Becoming Lady

Disclaimed.


Prologue: What the Moon Saw

The night was Starless.

The shrill cry of an infant pierced through the fog-like density, shattering the mystical airs into tiny molecules of glittering drops unseen to the mortal eyes.

The crescent Moon hung pale and distressed in the midnight air, too feeble to move.

The Moon could only see so much death, before its veil of glow withered over the lands.

Beside the cooper-headed infant with shocking amethyst eyes stood a young Boy of no more than ten cool, dank summers.

(This was his tenth.)

He was composed for the strange situation that he was in.

What situation, the Stars asked behind the wispy clouds that drifted along the unlit horizon, what situation, for they could not see.

The Moon made no answer, frozen into numbness by the shock of sudden death that should not have happened.

"What do you intend to do with it?" The Boy asked.
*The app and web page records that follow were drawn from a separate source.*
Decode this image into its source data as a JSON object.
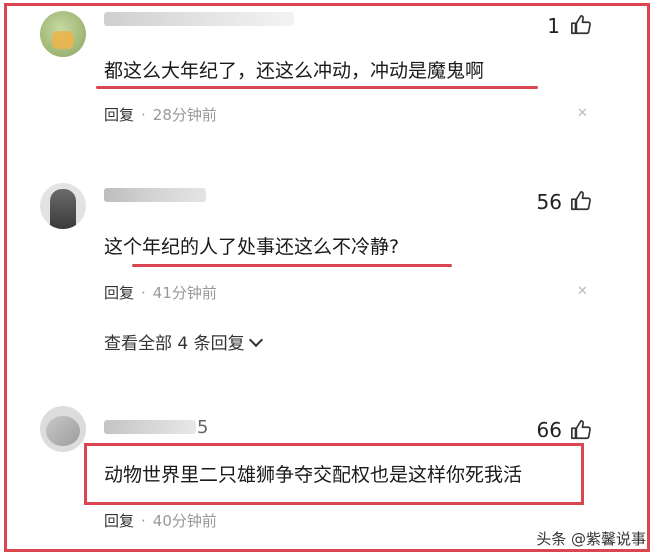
{
  "comments": [
    {
      "name_partial": "",
      "likes": "1",
      "text": "都这么大年纪了，还这么冲动，冲动是魔鬼啊",
      "reply_label": "回复",
      "time": "28分钟前"
    },
    {
      "name_partial": "",
      "likes": "56",
      "text": "这个年纪的人了处事还这么不冷静?",
      "reply_label": "回复",
      "time": "41分钟前",
      "view_all": "查看全部 4 条回复"
    },
    {
      "name_partial": "5",
      "likes": "66",
      "text": "动物世界里二只雄狮争夺交配权也是这样你死我活",
      "reply_label": "回复",
      "time": "40分钟前"
    }
  ],
  "watermark": "头条 @紫馨说事",
  "colors": {
    "accent": "#d9464f",
    "meta": "#999999"
  },
  "icons": {
    "like": "thumbs-up-icon",
    "close": "close-icon",
    "expand": "chevron-down-icon"
  }
}
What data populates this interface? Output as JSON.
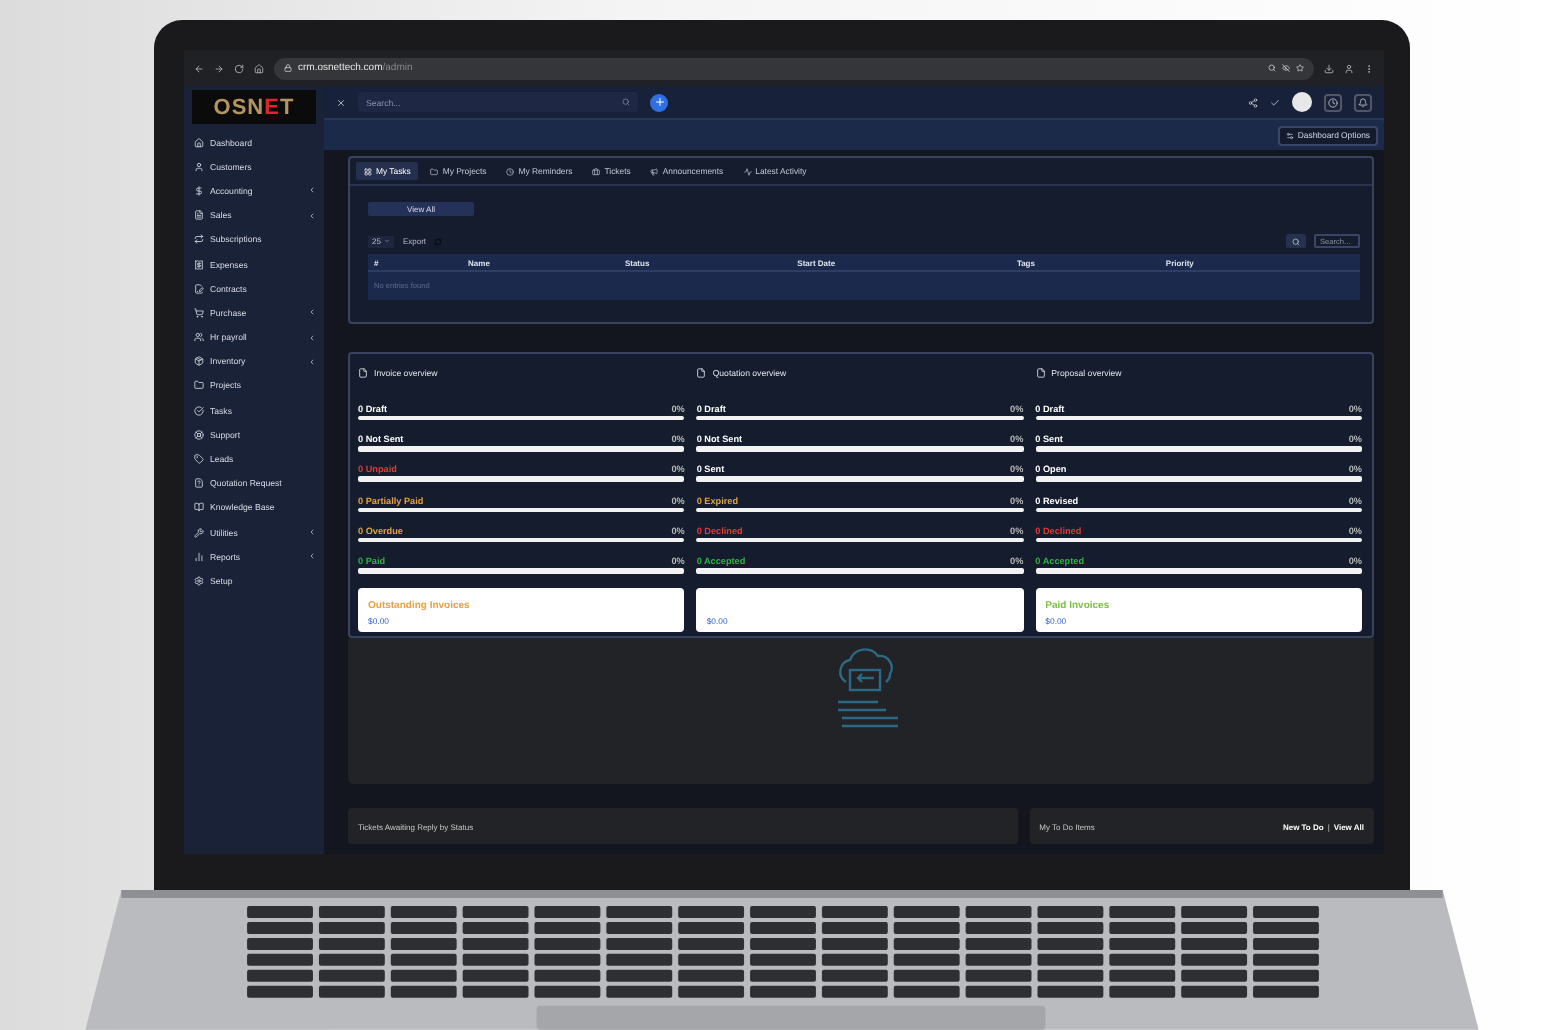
{
  "browser": {
    "url_host": "crm.osnettech.com",
    "url_path": "/admin"
  },
  "logo": {
    "lead": "OSN",
    "accent": "E",
    "tail": "T"
  },
  "sidebar": {
    "items": [
      {
        "label": "Dashboard",
        "expandable": false
      },
      {
        "label": "Customers",
        "expandable": false
      },
      {
        "label": "Accounting",
        "expandable": true
      },
      {
        "label": "Sales",
        "expandable": true
      },
      {
        "label": "Subscriptions",
        "expandable": false
      },
      {
        "label": "Expenses",
        "expandable": false
      },
      {
        "label": "Contracts",
        "expandable": false
      },
      {
        "label": "Purchase",
        "expandable": true
      },
      {
        "label": "Hr payroll",
        "expandable": true
      },
      {
        "label": "Inventory",
        "expandable": true
      },
      {
        "label": "Projects",
        "expandable": false
      },
      {
        "label": "Tasks",
        "expandable": false
      },
      {
        "label": "Support",
        "expandable": false
      },
      {
        "label": "Leads",
        "expandable": false
      },
      {
        "label": "Quotation Request",
        "expandable": false
      },
      {
        "label": "Knowledge Base",
        "expandable": false
      },
      {
        "label": "Utilities",
        "expandable": true
      },
      {
        "label": "Reports",
        "expandable": true
      },
      {
        "label": "Setup",
        "expandable": false
      }
    ]
  },
  "header": {
    "search": {
      "placeholder": "Search..."
    }
  },
  "dashboard_options": "Dashboard Options",
  "tasks_panel": {
    "tabs": [
      {
        "label": "My Tasks",
        "selected": true
      },
      {
        "label": "My Projects",
        "selected": false
      },
      {
        "label": "My Reminders",
        "selected": false
      },
      {
        "label": "Tickets",
        "selected": false
      },
      {
        "label": "Announcements",
        "selected": false
      },
      {
        "label": "Latest Activity",
        "selected": false
      }
    ],
    "view_all": "View All",
    "page_size": "25",
    "export": "Export",
    "search": {
      "placeholder": "Search..."
    },
    "columns": [
      "#",
      "Name",
      "Status",
      "Start Date",
      "Tags",
      "Priority"
    ],
    "empty": "No entries found"
  },
  "overviews": [
    {
      "title": "Invoice overview",
      "statuses": [
        {
          "label": "0 Draft",
          "percent": "0%",
          "level": 0,
          "color": "#ffffff"
        },
        {
          "label": "0 Not Sent",
          "percent": "0%",
          "level": 0,
          "color": "#ffffff"
        },
        {
          "label": "0 Unpaid",
          "percent": "0%",
          "level": 0,
          "color": "#e53935"
        },
        {
          "label": "0 Partially Paid",
          "percent": "0%",
          "level": 0,
          "color": "#e6a23c"
        },
        {
          "label": "0 Overdue",
          "percent": "0%",
          "level": 0,
          "color": "#e6a23c"
        },
        {
          "label": "0 Paid",
          "percent": "0%",
          "level": 0,
          "color": "#2fb344"
        }
      ],
      "summary": {
        "label": "Outstanding Invoices",
        "color": "#e6a23c",
        "value": "$0.00"
      }
    },
    {
      "title": "Quotation overview",
      "statuses": [
        {
          "label": "0 Draft",
          "percent": "0%",
          "level": 0,
          "color": "#ffffff"
        },
        {
          "label": "0 Not Sent",
          "percent": "0%",
          "level": 0,
          "color": "#ffffff"
        },
        {
          "label": "0 Sent",
          "percent": "0%",
          "level": 0,
          "color": "#ffffff"
        },
        {
          "label": "0 Expired",
          "percent": "0%",
          "level": 0,
          "color": "#e6a23c"
        },
        {
          "label": "0 Declined",
          "percent": "0%",
          "level": 0,
          "color": "#e53935"
        },
        {
          "label": "0 Accepted",
          "percent": "0%",
          "level": 0,
          "color": "#2fb344"
        }
      ],
      "summary": {
        "value": "$0.00"
      }
    },
    {
      "title": "Proposal overview",
      "statuses": [
        {
          "label": "0 Draft",
          "percent": "0%",
          "level": 0,
          "color": "#ffffff"
        },
        {
          "label": "0 Sent",
          "percent": "0%",
          "level": 0,
          "color": "#ffffff"
        },
        {
          "label": "0 Open",
          "percent": "0%",
          "level": 0,
          "color": "#ffffff"
        },
        {
          "label": "0 Revised",
          "percent": "0%",
          "level": 0,
          "color": "#ffffff"
        },
        {
          "label": "0 Declined",
          "percent": "0%",
          "level": 0,
          "color": "#e53935"
        },
        {
          "label": "0 Accepted",
          "percent": "0%",
          "level": 0,
          "color": "#2fb344"
        }
      ],
      "summary": {
        "label": "Paid Invoices",
        "color": "#7bc043",
        "value": "$0.00"
      }
    }
  ],
  "bottom": {
    "tickets_title": "Tickets Awaiting Reply by Status",
    "todo": {
      "title": "My To Do Items",
      "new": "New To Do",
      "separator": "|",
      "view_all": "View All"
    }
  }
}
His words were like daggers in the cool, silent air.

(So were his eyes.)

The Wind ruffled his short brown hair, and the short spikes danced with the swift bitter movements of the air.
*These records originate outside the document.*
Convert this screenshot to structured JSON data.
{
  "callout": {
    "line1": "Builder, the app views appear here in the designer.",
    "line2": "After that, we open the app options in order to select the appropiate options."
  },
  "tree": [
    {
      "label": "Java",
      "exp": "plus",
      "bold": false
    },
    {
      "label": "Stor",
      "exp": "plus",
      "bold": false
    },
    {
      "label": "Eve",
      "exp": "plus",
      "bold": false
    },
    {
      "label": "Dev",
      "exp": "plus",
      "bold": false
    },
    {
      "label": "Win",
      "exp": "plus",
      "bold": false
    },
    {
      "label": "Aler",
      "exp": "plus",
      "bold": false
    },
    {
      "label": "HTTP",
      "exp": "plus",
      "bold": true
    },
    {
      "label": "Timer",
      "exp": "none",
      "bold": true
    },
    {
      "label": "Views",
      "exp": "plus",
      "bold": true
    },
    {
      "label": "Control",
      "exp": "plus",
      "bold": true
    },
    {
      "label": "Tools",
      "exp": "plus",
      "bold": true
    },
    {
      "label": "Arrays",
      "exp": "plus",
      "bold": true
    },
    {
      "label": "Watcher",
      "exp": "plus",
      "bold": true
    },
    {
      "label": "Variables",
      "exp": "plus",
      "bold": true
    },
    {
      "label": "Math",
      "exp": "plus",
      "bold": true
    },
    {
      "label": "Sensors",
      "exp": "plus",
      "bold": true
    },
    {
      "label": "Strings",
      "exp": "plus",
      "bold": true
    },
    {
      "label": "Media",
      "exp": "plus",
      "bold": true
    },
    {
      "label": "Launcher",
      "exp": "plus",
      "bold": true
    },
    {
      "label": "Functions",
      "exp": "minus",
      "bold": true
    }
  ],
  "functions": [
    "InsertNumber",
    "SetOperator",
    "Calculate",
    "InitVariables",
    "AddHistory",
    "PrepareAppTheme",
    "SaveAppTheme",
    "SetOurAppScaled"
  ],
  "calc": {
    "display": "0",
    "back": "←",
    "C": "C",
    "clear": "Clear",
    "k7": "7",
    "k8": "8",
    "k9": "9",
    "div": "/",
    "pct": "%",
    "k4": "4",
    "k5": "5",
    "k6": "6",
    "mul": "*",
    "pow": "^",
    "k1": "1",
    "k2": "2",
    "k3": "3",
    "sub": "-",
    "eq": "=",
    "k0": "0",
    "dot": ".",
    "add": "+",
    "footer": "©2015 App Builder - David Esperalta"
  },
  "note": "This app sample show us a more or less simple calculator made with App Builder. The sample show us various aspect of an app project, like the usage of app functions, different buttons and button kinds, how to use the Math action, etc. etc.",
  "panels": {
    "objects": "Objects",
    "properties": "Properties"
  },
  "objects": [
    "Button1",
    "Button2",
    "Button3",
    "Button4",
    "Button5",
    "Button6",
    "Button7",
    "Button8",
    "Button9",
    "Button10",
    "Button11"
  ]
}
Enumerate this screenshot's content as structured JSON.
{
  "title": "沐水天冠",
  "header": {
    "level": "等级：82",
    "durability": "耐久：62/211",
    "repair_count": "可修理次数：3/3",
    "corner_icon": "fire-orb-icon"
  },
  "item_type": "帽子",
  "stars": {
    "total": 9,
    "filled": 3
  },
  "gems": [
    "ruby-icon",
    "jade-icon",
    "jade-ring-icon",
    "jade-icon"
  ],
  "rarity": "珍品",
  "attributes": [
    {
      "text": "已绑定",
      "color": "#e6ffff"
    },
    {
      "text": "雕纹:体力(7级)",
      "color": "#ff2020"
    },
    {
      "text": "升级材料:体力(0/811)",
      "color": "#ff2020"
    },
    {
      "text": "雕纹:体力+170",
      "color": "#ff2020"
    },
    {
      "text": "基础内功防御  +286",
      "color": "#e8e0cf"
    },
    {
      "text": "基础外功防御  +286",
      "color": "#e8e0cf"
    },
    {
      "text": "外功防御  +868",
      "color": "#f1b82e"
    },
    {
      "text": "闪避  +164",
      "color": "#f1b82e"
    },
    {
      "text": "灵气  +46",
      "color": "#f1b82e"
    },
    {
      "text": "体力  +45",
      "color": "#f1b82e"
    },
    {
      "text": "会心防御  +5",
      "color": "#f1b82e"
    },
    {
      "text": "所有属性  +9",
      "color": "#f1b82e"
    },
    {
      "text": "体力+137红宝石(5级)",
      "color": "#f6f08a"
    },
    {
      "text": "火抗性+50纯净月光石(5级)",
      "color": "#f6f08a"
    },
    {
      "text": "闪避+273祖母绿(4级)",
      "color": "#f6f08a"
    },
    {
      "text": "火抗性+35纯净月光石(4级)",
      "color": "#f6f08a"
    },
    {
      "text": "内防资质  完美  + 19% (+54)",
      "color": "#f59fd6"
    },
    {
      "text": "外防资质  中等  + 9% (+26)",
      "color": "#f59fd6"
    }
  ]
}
Here was a Boy who was used to the affections of the Wind.

There was also a Man too, in this scene, in the night.

The Man was much older, with an ugly scar on his face that looked like a deep gorge on his face in the dim moonlight, and his presence was symbolic, because he was old and the other was young; he was ugly and the other was a Boy and all Boys were beautiful; he was cruel and the Boy was still learning to be cruel.

"The girlie paid good money for this babe to never be found again, and we'll make sure of tha', won't we, Georgy," said the Old Man.

(He liked rhetorical questions: they made him feel clever, and being clever meant a lot of things in the world they lived in.)

"Right," the Boy replied casually—enough so that the Old Man would twitch and be annoyed and yet reveal his plans all the same.

It was a game that they played, and the Boy was winning, because he was patient.

(Patience was just one of his many virtues.)

"Ya don't got no bit of curiosity in ya, lad."

(How predicable; the game was getting boring, so perhaps he should choose a new game.)

"We'll have to lure the king what's-his-name of Maren to here," the Old Man went on, "Then we'd see how a childless king does with an orphan newborn."

(Perhaps cards.)

The Old Man cackled. "Who'd look for a lost heir to some land in Tortall in the prince of Maren?"

(Or mutiny.)

The Boy nodded dutifully, and did not point out that this babe was a girl, not the boy that the woman paid for them to kidnap.

(Knowing when to be silent was another one of his virtues.)

The kingdom of thieves was not a monarchy, and its Kings were elected by the people—and the people only elected the strong; there were many ways in which it was poetically just that this Old-Man-Old-King of the thieves could toy with the king of Maren, and probably the king of Tortall came in somewhere too.

The Boy was still young, and he had many journeys up-hill yet to take, one of the lessons being to pay attention to politics of the lesser kings.

(The lesser kings did not deserve capitalization.)

The Boy was still young, so he had his youth to grow into the New King.

(Surely by his multitude of virtues.)

A cloud covered the frail spark of the Moon, and then passed on quickly.

When the Moon recast her rays on the land, all that remained was a copper-headed babe and a no-longer-childless king.


Author's Note: There, I got all the [enter]s out of my system. The main body of the story will be in normal prose, after the prologue.